Community engagement
and inclusion
This project would investigate the different sub-communities within (and related to) the bi community. Who feels included and excluded by the bi community? Is there even a singular bi community or many overlapping communities? How do bis fit within the broader lesbian, gay, bisexual and transgender community? What obstacles do they face and in what ways might bi voices be marginalised? Another angle on this could be to investigate and document the inclusion and exclusion of bi people in queer and straight communities.

Bisexuality and mental health
A number of recent surveys, for example in Australia, have found that bi people face more mental health problems than heterosexual, lesbian and gay people. This has been linked to continued biphobia: the belief that bisexuality does not exist (people are really gay or straight) and the ‘double discrimination’ bis often face from both heterosexual and lesbian and gay communities. This project would provide us with the facts and figures on bi mental health in the UK and assess the mental health needs of bi people so that we can inform relevant organisations.

Bisexual families
and relationships
One thing we found in the BiCon survey was that bi people are involved in many different kinds of relationships and families. There are issues around this about visibility (with many monogamous bi people feeling that they are labelled as ‘straight’ if they are with an ‘opposite gender’ partner and ‘gay/lesbian’ if they are with a ‘same gender’ partner). Non-monogamous bis can experience added stereotyping as ‘promiscuous’ or ‘greedy’. Bis with families often have concerns about their level of outness and how their children will be treated. This project would focus on the kinds of families and relationship structures entered into by bi people. Particularly it would think about the ways in which bi people form networks or ‘families-of-choice’ which may or may not be based around blood relationships and how they do, or do not, choose to have their relationships recognised.

Bisexuals and gender
A comparative study of bisexuality in men and women, in order to analyse the differences between male and female bisexuals, their understanding, expectations and lived realities of bisexuality. Potential methodology: interviews, analysis of published texts on male and female bisexuals.
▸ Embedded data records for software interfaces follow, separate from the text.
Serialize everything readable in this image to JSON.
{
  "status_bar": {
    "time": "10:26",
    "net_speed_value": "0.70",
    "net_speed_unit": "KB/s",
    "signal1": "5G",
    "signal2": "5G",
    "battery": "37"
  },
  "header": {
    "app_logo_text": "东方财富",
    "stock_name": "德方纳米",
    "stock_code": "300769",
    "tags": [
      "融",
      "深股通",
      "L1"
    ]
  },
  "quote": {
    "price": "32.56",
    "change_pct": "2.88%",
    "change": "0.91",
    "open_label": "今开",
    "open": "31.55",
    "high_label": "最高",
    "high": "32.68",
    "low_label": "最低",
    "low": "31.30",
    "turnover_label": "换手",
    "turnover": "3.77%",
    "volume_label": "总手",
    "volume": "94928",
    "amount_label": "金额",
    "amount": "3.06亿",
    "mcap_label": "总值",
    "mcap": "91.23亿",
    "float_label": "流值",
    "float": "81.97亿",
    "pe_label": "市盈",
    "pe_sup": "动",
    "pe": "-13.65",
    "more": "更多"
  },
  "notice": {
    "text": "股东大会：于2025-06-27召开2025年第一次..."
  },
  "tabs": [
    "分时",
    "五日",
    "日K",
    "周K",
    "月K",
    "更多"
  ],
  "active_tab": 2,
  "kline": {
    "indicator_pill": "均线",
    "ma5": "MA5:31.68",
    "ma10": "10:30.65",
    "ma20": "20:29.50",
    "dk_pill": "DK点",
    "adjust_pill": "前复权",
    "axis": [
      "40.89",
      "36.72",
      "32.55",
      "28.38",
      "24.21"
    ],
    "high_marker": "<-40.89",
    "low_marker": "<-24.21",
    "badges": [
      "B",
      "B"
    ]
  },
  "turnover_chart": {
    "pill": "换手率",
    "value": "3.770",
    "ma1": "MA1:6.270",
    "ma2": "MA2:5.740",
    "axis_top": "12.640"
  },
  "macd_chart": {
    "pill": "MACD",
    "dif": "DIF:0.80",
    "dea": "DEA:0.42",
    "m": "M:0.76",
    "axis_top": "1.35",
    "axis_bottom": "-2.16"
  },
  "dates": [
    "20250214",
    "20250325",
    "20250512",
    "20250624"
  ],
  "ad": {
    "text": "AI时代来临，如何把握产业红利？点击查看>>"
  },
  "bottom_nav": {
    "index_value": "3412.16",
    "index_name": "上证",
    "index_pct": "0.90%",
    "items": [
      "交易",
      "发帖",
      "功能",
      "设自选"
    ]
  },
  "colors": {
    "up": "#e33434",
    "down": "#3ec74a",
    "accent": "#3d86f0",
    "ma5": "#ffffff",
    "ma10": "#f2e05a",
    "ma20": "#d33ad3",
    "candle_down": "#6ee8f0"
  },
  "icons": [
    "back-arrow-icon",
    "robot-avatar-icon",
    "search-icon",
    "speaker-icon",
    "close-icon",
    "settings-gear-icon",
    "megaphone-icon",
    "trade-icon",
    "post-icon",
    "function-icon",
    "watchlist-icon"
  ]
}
These were the main projects that those of us at the meeting thought up. There were also several other ideas which we didn’t flesh out in so much detail such as:

· looking at the often fraught issues surrounding bisexuality and sexual health,
· using large-scale surveys, like MORI polls, to obtain demographic information about bisexuals in the UK, and/or extending the work of the Bicon surveys

· thinking about how bis are (or are not) represented in UK and European legislation)
· continuing our studies into bi ‘safe spaces’, how we make ourselves visible (or invisible) as bisexuals.

We’re also keen to keep up to date on the bi research that is going on worldwide, and to keep feeding that back to the bi community (through BCN) so that you know what is going on in the world of academia. For example, a recent spate of biological psychology research has claimed that bisexual men do not exist, but there have also been more positive recent articles summarising the good research that is being done about bi men’s experiences (as well as bi women’s experiences, the experiences of trans bis, and many other groups). We aim to put together lists of relevant publications and experts in the field (in the UK and internationally) as an online resource for anyone interested in bi research, probably on bi.org.

So what are you waiting for? Let us know what you think of our ideas by writing to BCN, come along and meet us at BiCon, or join our discussion group online at: http://groups.yahoo.com/group/Bi-BLIO/

Bi Community News, BM Ribbit, London WC1N 3XX